** TASK DETAILS **
In the records below, pick out all lines containing the word "File".

** INFORMATION SUPPLIED **

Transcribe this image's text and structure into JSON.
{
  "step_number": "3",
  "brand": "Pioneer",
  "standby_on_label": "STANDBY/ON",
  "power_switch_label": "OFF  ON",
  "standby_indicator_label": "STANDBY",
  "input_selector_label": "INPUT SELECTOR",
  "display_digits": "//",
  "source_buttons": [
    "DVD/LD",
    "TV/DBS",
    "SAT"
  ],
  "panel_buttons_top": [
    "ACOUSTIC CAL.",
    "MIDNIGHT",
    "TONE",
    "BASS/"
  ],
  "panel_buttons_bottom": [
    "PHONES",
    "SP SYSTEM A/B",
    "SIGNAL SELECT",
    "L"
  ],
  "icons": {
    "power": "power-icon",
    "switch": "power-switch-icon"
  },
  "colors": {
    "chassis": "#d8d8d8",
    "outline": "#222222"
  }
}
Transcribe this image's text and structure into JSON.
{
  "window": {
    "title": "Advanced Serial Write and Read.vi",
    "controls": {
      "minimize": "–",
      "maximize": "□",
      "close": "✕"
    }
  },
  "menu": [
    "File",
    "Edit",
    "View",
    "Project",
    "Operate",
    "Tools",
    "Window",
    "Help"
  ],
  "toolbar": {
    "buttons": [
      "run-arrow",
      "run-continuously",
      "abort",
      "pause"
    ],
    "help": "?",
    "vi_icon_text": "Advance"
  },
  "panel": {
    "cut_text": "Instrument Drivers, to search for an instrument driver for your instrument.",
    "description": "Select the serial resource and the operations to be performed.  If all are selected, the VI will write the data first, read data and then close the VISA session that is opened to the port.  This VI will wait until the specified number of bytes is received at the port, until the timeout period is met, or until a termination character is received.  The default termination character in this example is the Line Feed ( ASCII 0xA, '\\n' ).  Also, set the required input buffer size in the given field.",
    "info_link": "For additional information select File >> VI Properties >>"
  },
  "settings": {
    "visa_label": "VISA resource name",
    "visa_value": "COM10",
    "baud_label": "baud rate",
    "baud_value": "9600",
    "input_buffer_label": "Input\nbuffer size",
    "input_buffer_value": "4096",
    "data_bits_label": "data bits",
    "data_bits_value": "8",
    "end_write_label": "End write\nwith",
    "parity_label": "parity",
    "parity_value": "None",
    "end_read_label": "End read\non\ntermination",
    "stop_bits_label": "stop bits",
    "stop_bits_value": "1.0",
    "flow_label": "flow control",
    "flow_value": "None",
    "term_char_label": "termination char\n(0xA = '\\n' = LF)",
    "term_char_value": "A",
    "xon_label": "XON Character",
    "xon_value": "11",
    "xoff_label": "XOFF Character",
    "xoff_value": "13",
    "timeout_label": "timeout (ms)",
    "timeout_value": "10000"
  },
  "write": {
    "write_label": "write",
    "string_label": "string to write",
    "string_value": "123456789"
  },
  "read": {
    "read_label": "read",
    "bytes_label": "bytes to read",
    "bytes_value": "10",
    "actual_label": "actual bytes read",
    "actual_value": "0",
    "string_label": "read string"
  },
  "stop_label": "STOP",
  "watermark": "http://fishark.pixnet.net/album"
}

** EXERCISE SOLUTION **
    "File",
    "info_link": "For additional information select File >> VI Properties >>"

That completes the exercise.